Of course it’s easy to talk about the good movies. You leave the theatre still thinking about the film, reminding yourself to let Steve know how good it was, because he’ll love it, maybe even wondering when you’ll be able to buy a copy to watch at home. And it’s easy to talk about the bad movies, too. You want to find someone to vent to about the two hours you just completely wasted, not to mention the cost of the tickets and snacks. Maybe you also want to warn people away.
Of course it’s easy to talk about the good movies. You leave the theatre still thinking about the film, reminding yourself to let Steve know how good it was, because he’ll love it, maybe even wondering when you’ll be able to buy a copy to watch at home. And it’s easy to talk about the bad movies, too. You want to find someone to vent to about the two hours you just completely wasted, not to mention the cost of the tickets and snacks. Maybe you also want to warn people away. I like to think I’ve saved a few people from wondering if they should bother to sneak out early, or tough it out to the bitter end just because they paid for it.
Then there are the movies like this one.
It didn’t sound all that promising, really. A couple of people pointed that out to me before I went, but I really couldn’t face the romantic comedy of The Bounty Hunter, no offense. That’s just not my sort of film. But it didn’t seem hopeless, either, and I like Jude Law better since he was Watson; and Forest Whitaker and Liev Schrieber are cool. So it wasn’t like I was dreading going, except I should have been, as it turns out.
Jude and Forest are the Repo Men of the title, employees of The Union, which isn’t what it sounds like. I mean, at first I thought they were from a worker’s union like the AFL-CIO. Turns out it’s a corporation that makes body parts to help turn people into Cybermen someday. Jude is Remy, though I have to admit I never noticed anyone call him that and I was actually a little startled when the credits rolled and I realized that he had a name after all. Forest is Jake, the school bully who used to beat up Jude. I mean Remy. Now they beat up other people and steal their livers, once the owners of said livers are more than 90 days past due with their payments.
As the movie says, it’s terrible for anyone to die while waiting on a transplant list, ghoulishly hoping for someone with their blood type to be killed in a car crash. Clearly, though, what The Union needs is a little competition to help lower prices, considering that just one little kidney will set you back over $500,000. And if your choices are starving to death while living on the street so you can just possibly make the payments; or going on as usual and waiting for Jake and Remy to tranquilize you and yank that shiny little metal thing right back out, suddenly the transplant list doesn’t seem so bad.

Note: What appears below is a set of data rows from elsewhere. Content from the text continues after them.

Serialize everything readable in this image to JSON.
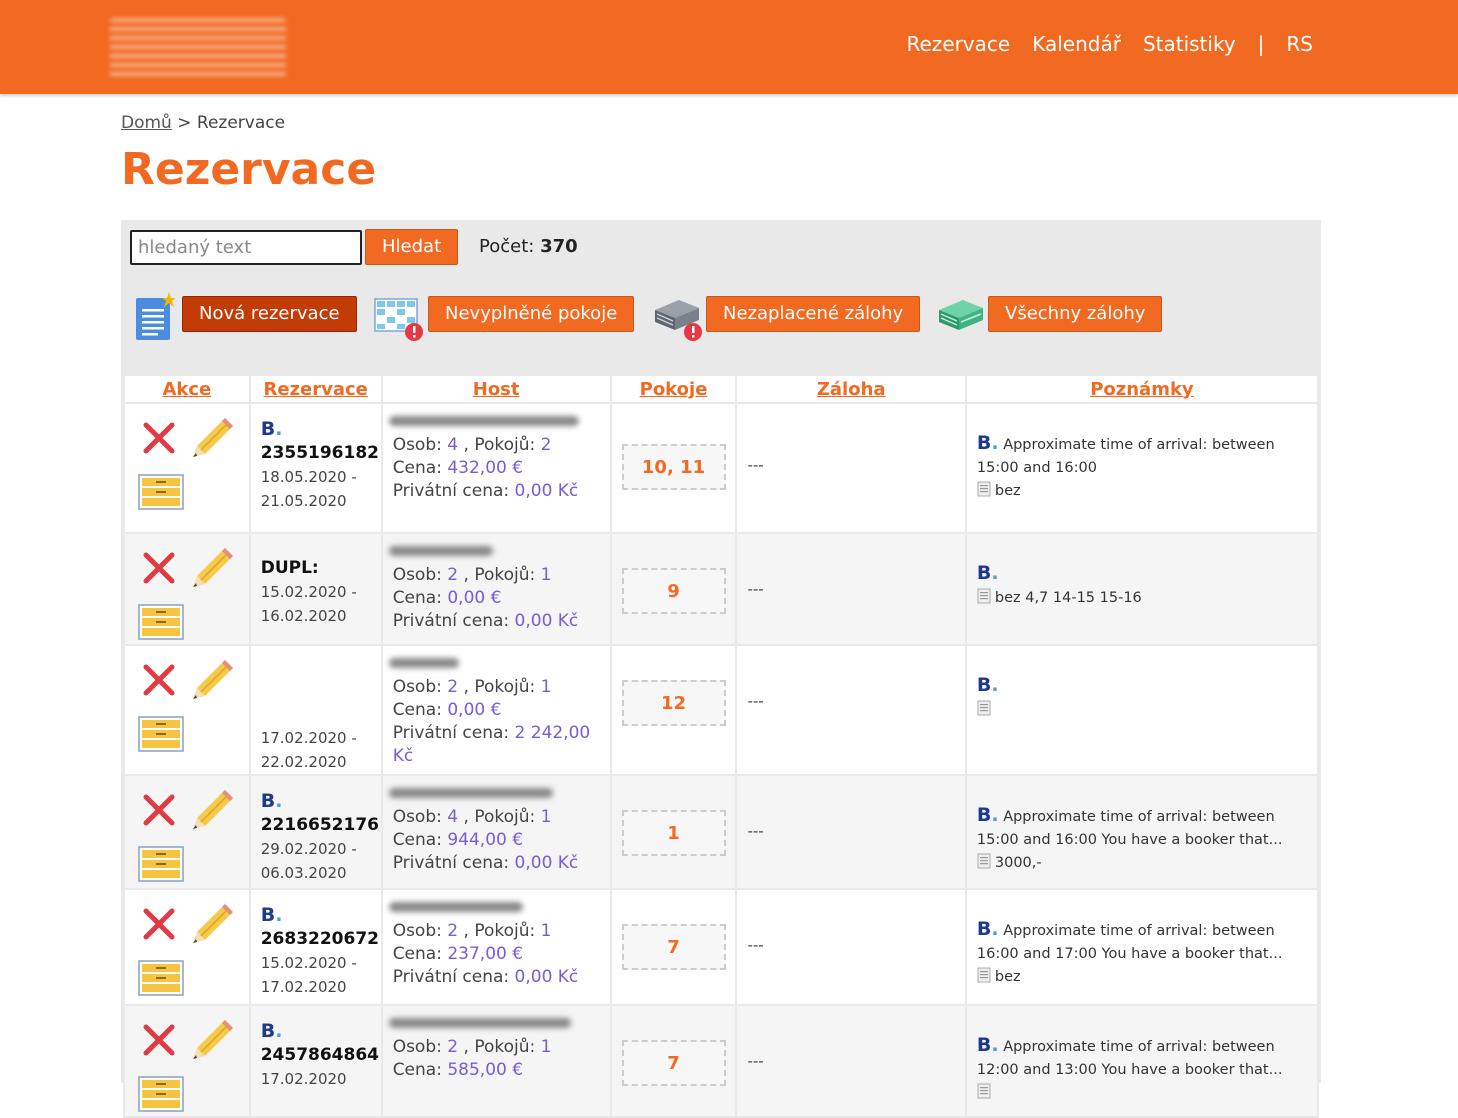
{
  "nav": {
    "items": [
      "Rezervace",
      "Kalendář",
      "Statistiky"
    ],
    "separator": "|",
    "user": "RS"
  },
  "breadcrumb": {
    "home": "Domů",
    "sep": ">",
    "current": "Rezervace"
  },
  "page_title": "Rezervace",
  "toolbar": {
    "search_placeholder": "hledaný text",
    "search_button": "Hledat",
    "count_label": "Počet:",
    "count_value": "370",
    "new_reservation": "Nová rezervace",
    "unfilled_rooms": "Nevyplněné pokoje",
    "unpaid_deposits": "Nezaplacené zálohy",
    "all_deposits": "Všechny zálohy"
  },
  "table": {
    "headers": [
      "Akce",
      "Rezervace",
      "Host",
      "Pokoje",
      "Záloha",
      "Poznámky"
    ],
    "labels": {
      "persons": "Osob:",
      "rooms": "Pokojů:",
      "price": "Cena:",
      "private_price": "Privátní cena:"
    },
    "rows": [
      {
        "source": "B",
        "number": "2355196182",
        "from": "18.05.2020 -",
        "to": "21.05.2020",
        "persons": "4",
        "rooms": "2",
        "price": "432,00 €",
        "private": "0,00 Kč",
        "room_no": "10, 11",
        "deposit": "---",
        "note": "Approximate time of arrival: between 15:00 and 16:00",
        "extra": "bez"
      },
      {
        "source": "",
        "number": "DUPL:",
        "from": "15.02.2020 -",
        "to": "16.02.2020",
        "persons": "2",
        "rooms": "1",
        "price": "0,00 €",
        "private": "0,00 Kč",
        "room_no": "9",
        "deposit": "---",
        "note": "",
        "extra": "bez 4,7 14-15 15-16"
      },
      {
        "source": "",
        "number": "",
        "from": "17.02.2020 -",
        "to": "22.02.2020",
        "persons": "2",
        "rooms": "1",
        "price": "0,00 €",
        "private": "2 242,00 Kč",
        "room_no": "12",
        "deposit": "---",
        "note": "",
        "extra": ""
      },
      {
        "source": "B",
        "number": "2216652176",
        "from": "29.02.2020 -",
        "to": "06.03.2020",
        "persons": "4",
        "rooms": "1",
        "price": "944,00 €",
        "private": "0,00 Kč",
        "room_no": "1",
        "deposit": "---",
        "note": "Approximate time of arrival: between 15:00 and 16:00 You have a booker that...",
        "extra": "3000,-"
      },
      {
        "source": "B",
        "number": "2683220672",
        "from": "15.02.2020 -",
        "to": "17.02.2020",
        "persons": "2",
        "rooms": "1",
        "price": "237,00 €",
        "private": "0,00 Kč",
        "room_no": "7",
        "deposit": "---",
        "note": "Approximate time of arrival: between 16:00 and 17:00 You have a booker that...",
        "extra": "bez"
      },
      {
        "source": "B",
        "number": "2457864864",
        "from": "17.02.2020",
        "to": "",
        "persons": "2",
        "rooms": "1",
        "price": "585,00 €",
        "private": "",
        "room_no": "7",
        "deposit": "---",
        "note": "Approximate time of arrival: between 12:00 and 13:00 You have a booker that...",
        "extra": ""
      }
    ]
  },
  "colors": {
    "brand": "#f26a22",
    "dark_button": "#c33c08",
    "value": "#7a5bd6"
  },
  "icons": [
    "new-document-icon",
    "room-grid-alert-icon",
    "money-stack-alert-icon",
    "money-stack-icon",
    "delete-icon",
    "edit-pencil-icon",
    "cabinet-icon",
    "note-icon",
    "booking-logo-icon"
  ]
}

It’s clearly supposed to make you think, but the problem was that half the time, people seemed to be buying these things (called antiforgs, though heck if I know why) just because they were there.
Remy, for instance, meets the Bionic Woman (Alice Braga). She’s got a new liver and kidney set because her drug habit wrecked the old ones; a new kneecap from a car accident; new eyes with special Chameleon color-change option; new ears (though they didn’t say what was wrong with the old ones); and a new voice-box, apparently so she can sing in a bar for a living. It can’t be much of a living, though, since her house seems to be an alleyway. As you can imagine, in spite of looking somewhat starved and living in squalor, she’s still way in debt for all those parts. My guess was that she had a gentleman friend who was going to pay for it all, then dumped her, but they never explain, and I stopped caring after a while.
Anyway. Remy needs a new heart after a freak accident that happens, with a deep bow to the karmic theory of the universe, while he’s trying to repossess someone else’s heart (belonging to RZA, here known as T-Bone). And then Remy freaks out. I guess I can see why — The Union is apparently one giant scam to stick antiforgs into people, squeeze as much cash as possible out of those people, and then yank said antiforgs right back out. They all have barcodes, though, and they never seem to be reused, so I’m not sure how profitable it really is; but Liev Schrieber, as boss Frank (“You owe it to yourself, and to your family,”) seems happy enough. He actually objects to people who pay up front, which seems a little odd to me. Granted, you’re missing out on the chance for lots of interest payments, but you’ve got the money in your hands, and that has to count for something.
But Remy’s change of heart makes him suddenly very bad at his job, much to Jake’s annoyance. Before anyone quite knows what’s happening, Remy and the Bionic Woman are on the run, dodging Union raids and airport scanners. Seriously, with all the money they spend on making sure people with unpaid-for antiforgs don’t leave the country, I don’t see how they can possibly make a profit. But big business rolls on, threatening to smoosh the little guy, just as usual.
Let’s go with two and a half out of five. The movie couldn’t quite seem to decide if it wanted to be full of dark humor, or just full of blood — there’s lots of that, of course, not to mention the occasional close-ups of forceps and even hands diving into large incisions. Yes, it did get rather icky at times. But the movie just lacked a certain focus, like the writers changed their minds a couple of times — or more probably, that Hollywood decided the public wants something different this year, and could they just completely redo this half of the script, please? But it is based on a book called The Repossession Mambo, and I have a feeling that’s probably better. Check your local library.